Meanwhile the leprechaun finally tripped the trigger inside the Blue Front and Golden Boy jerked off his bowtie and began to strangle that little guy until he finally quit laughing. When he was through, the leprechaun was out cold and they was out of the game. Fatty and Rifle gathered up their winnings while the preacher held his friend at bay. They ran out of that place like it was about to explode and jumped in and fired up the Cadillac. We were two blocks away before they realized one thing. Butter legs was still in the car.
We hated to go back, but we circled around and pulled up to the Blue Front, and she hopped out, grinning and embarrassed... an' probably scared. We watched as she walked towards him. She was either stupid or downright fearless. Rifle tried to think of what to say… “It wasn’t her fault man, we don’t want any trouble, we don’t even know that little debul inside! An we didn’ know she was in da cah…” Bow tie was standin’ there, looked right through us all, and he had a shotgun held next to his leg, leanin’ on the blue whale. He was ready to kill somebody. An' everybody had come outside an' was laughin’ at him. He had thought she left with us just like the midget said. When she came up to him, he grabbed her by the throat and began to push her down to the ground. He caught her so fast she never made a sound. With his back to us, everything happened so fast, I kicked our sawed-off shotgun under the seat so Rifle could snatch it up, and quick as a cat, he ran over and took him out.
Just like that.
He whacked him on the back of the head, real neat- like with the barrel of the shotgun. Nice clean hit. Bow tie dropped like an anchor. The preacher said ”Oh my God!” and even Rifle said “Lawd, lawd…”
An' bow tie never moved again.
Of course, you know what happened next, somebody had already called the police about the midget incident. They came shortly and Ellie Mae gave the whole run down, who did what, and when.
The cops were walking around, inspecting the living and the dead, listening, trying to see it in their minds… one of ‘em finally said, “You mean, this dead guy laying here, he assaulted that little unconscious fellow in there, and then this gal here ran off with these guys in the Cadillac, afraid, and then this dead guy went and got his shotgun, and threatened to do them harm, and then she came back... why I don't know... and then he was holding and whoopin’ this same woman and these guys in the Cadillac came back up to the deceased, who was armed with this shotgun, and took him out?”
“That’s what I’m sayin’,” Ellie Mae uttered unconvincingly.
“And no shots were fired?” None of it made any sense at all.
“That’s right. It’s a wonder mo folks wadn’ hurt… An’ dis preacher here will vouch for the same thing. He came wit da main.”

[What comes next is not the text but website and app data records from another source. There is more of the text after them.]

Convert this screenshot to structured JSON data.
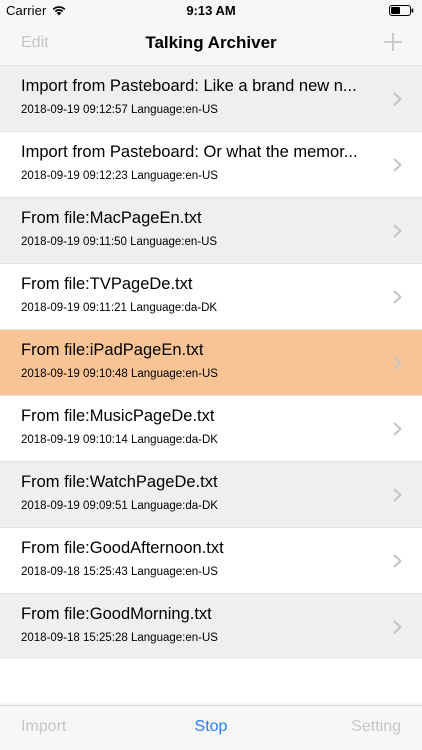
{
  "status_bar": {
    "carrier": "Carrier",
    "time": "9:13 AM",
    "wifi_icon": "wifi-icon",
    "battery_icon": "battery-icon"
  },
  "nav": {
    "edit_label": "Edit",
    "title": "Talking Archiver",
    "add_icon": "plus-icon"
  },
  "rows": [
    {
      "title": "Import from Pasteboard: Like a brand new n...",
      "subtitle": "2018-09-19 09:12:57 Language:en-US",
      "state": "alt"
    },
    {
      "title": "Import from Pasteboard: Or what the memor...",
      "subtitle": "2018-09-19 09:12:23 Language:en-US",
      "state": "normal"
    },
    {
      "title": "From file:MacPageEn.txt",
      "subtitle": "2018-09-19 09:11:50 Language:en-US",
      "state": "alt"
    },
    {
      "title": "From file:TVPageDe.txt",
      "subtitle": "2018-09-19 09:11:21 Language:da-DK",
      "state": "normal"
    },
    {
      "title": "From file:iPadPageEn.txt",
      "subtitle": "2018-09-19 09:10:48 Language:en-US",
      "state": "selected"
    },
    {
      "title": "From file:MusicPageDe.txt",
      "subtitle": "2018-09-19 09:10:14 Language:da-DK",
      "state": "normal"
    },
    {
      "title": "From file:WatchPageDe.txt",
      "subtitle": "2018-09-19 09:09:51 Language:da-DK",
      "state": "alt"
    },
    {
      "title": "From file:GoodAfternoon.txt",
      "subtitle": "2018-09-18 15:25:43 Language:en-US",
      "state": "normal"
    },
    {
      "title": "From file:GoodMorning.txt",
      "subtitle": "2018-09-18 15:25:28 Language:en-US",
      "state": "alt"
    }
  ],
  "toolbar": {
    "import_label": "Import",
    "stop_label": "Stop",
    "setting_label": "Setting"
  },
  "colors": {
    "selected_row": "#f9c495",
    "alt_row": "#efefef",
    "accent": "#2a7cf6",
    "disabled": "#c6c6c8"
  }
}
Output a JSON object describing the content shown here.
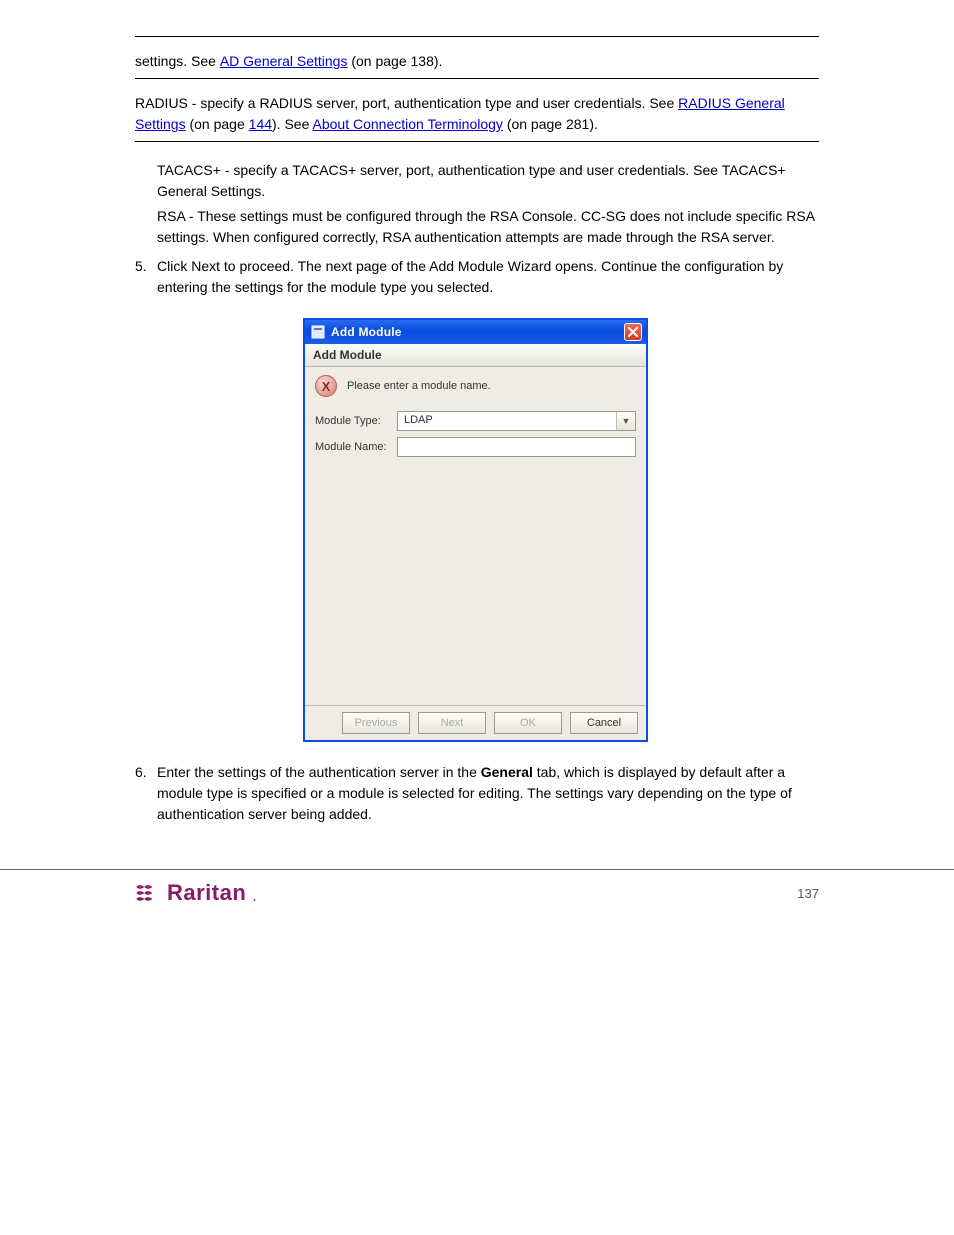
{
  "settings_row": {
    "prefix": "settings. See",
    "link": "AD General Settings",
    "suffix": "(on page 138)."
  },
  "radius_row": {
    "text": "RADIUS - specify a RADIUS server, port, authentication type and user credentials. See",
    "link1": "RADIUS General Settings",
    "mid": "(on page",
    "link2_part1": "144",
    "link2_part2": "). See",
    "link3": "About Connection Terminology",
    "suffix": "(on page 281)."
  },
  "steps": [
    "TACACS+ - specify a TACACS+ server, port, authentication type and user credentials. See TACACS+ General Settings.",
    "RSA - These settings must be configured through the RSA Console. CC-SG does not include specific RSA settings. When configured correctly, RSA authentication attempts are made through the RSA server.",
    "Click Next to proceed. The next page of the Add Module Wizard opens. Continue the configuration by entering the settings for the module type you selected."
  ],
  "dialog": {
    "title": "Add Module",
    "banner": "Add Module",
    "message": "Please enter a module name.",
    "module_type_label": "Module Type:",
    "module_type_value": "LDAP",
    "module_name_label": "Module Name:",
    "module_name_value": "",
    "buttons": {
      "previous": "Previous",
      "next": "Next",
      "ok": "OK",
      "cancel": "Cancel"
    }
  },
  "step6": {
    "num": "6.",
    "prefix": "Enter the settings of the authentication server in the ",
    "bold": "General",
    "suffix": " tab, which is displayed by default after a module type is specified or a module is selected for editing. The settings vary depending on the type of authentication server being added."
  },
  "brand": "Raritan",
  "page_number": "137"
}
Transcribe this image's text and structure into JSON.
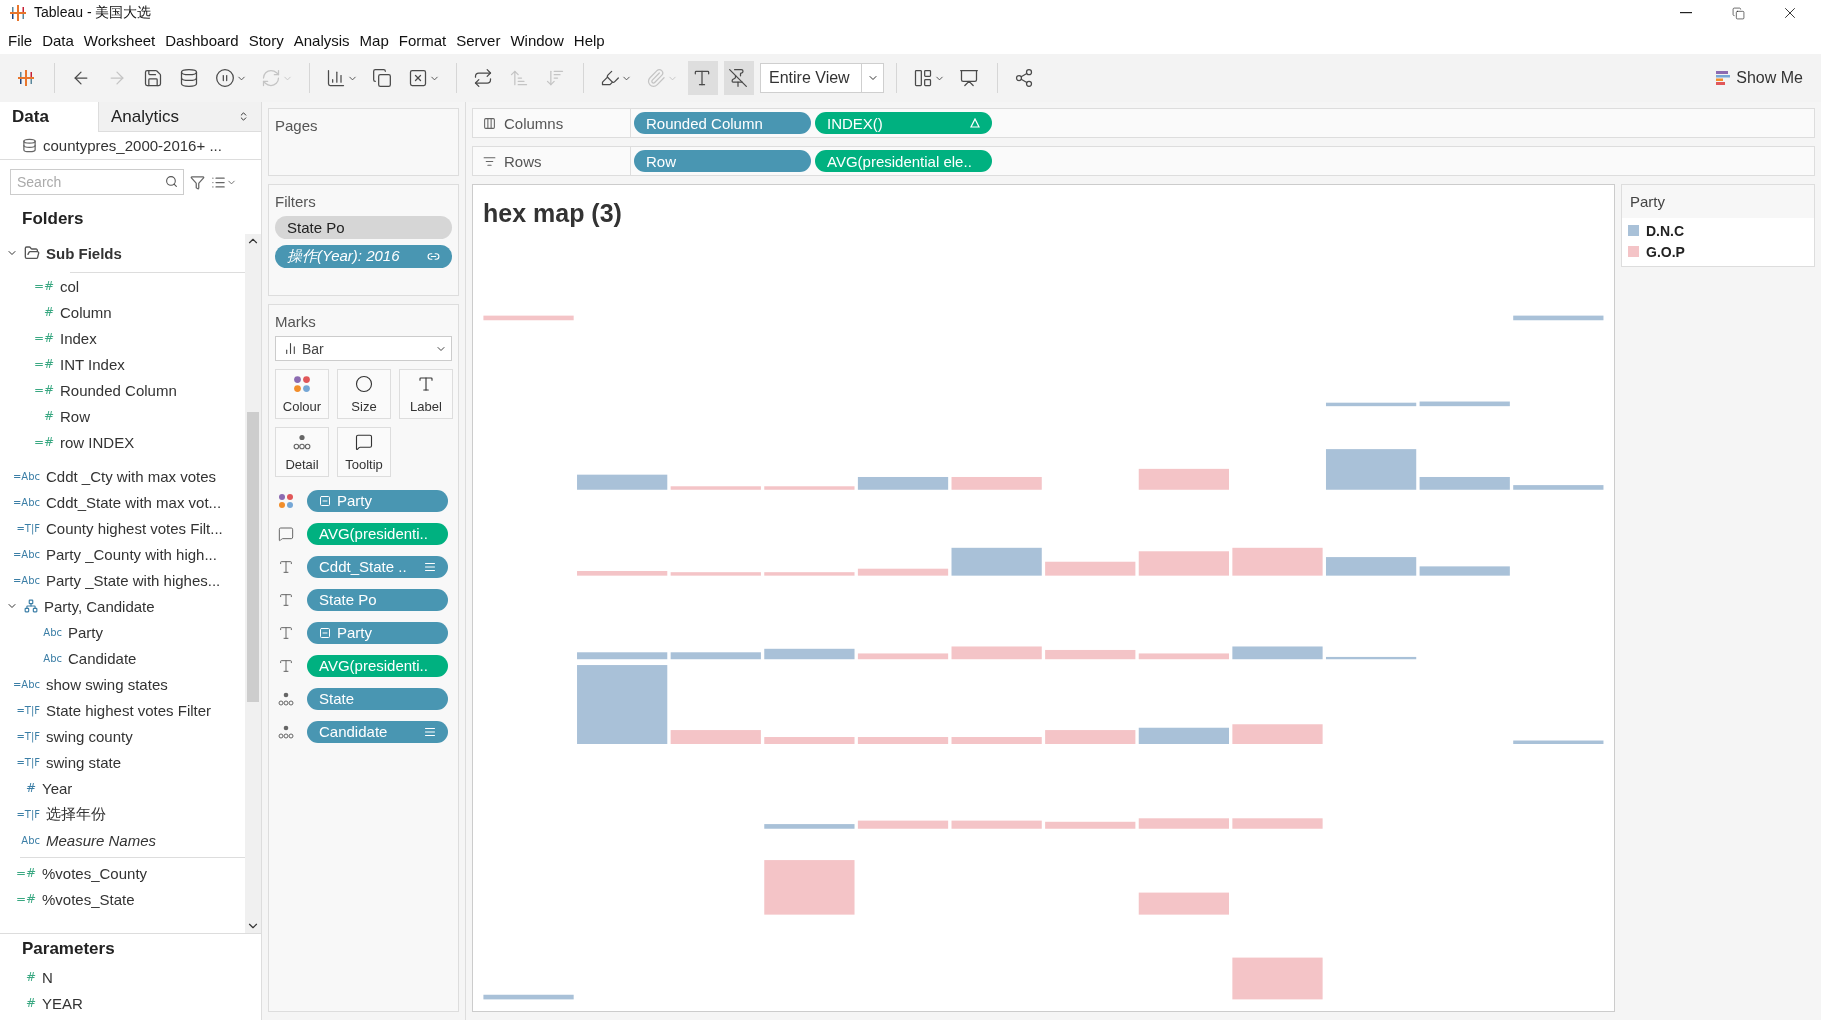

The cops looked at me, all big-eyed and sad, and Fatty and Rifle, who looked more like a Vaudeville act than dangerous killers. “You men better get that kid outta here…” was all they said.
No charges were ever filed.
Rifle and Fatty were good ol’ men… taught me how to hustle, an’ how to stay outta jail. My best friends until they died. One died one day and then the other died the next. I sure missed ‘em. Sometime I’ll tell you ‘bout when they drove me to Texas to stay with my grandmother for the summer. They were supposed to take me to the bus station… but just passed it up and kept drivin’… Big Mama put ‘em to work when they got to Brazoria… Said that was the worst mistake they ever made…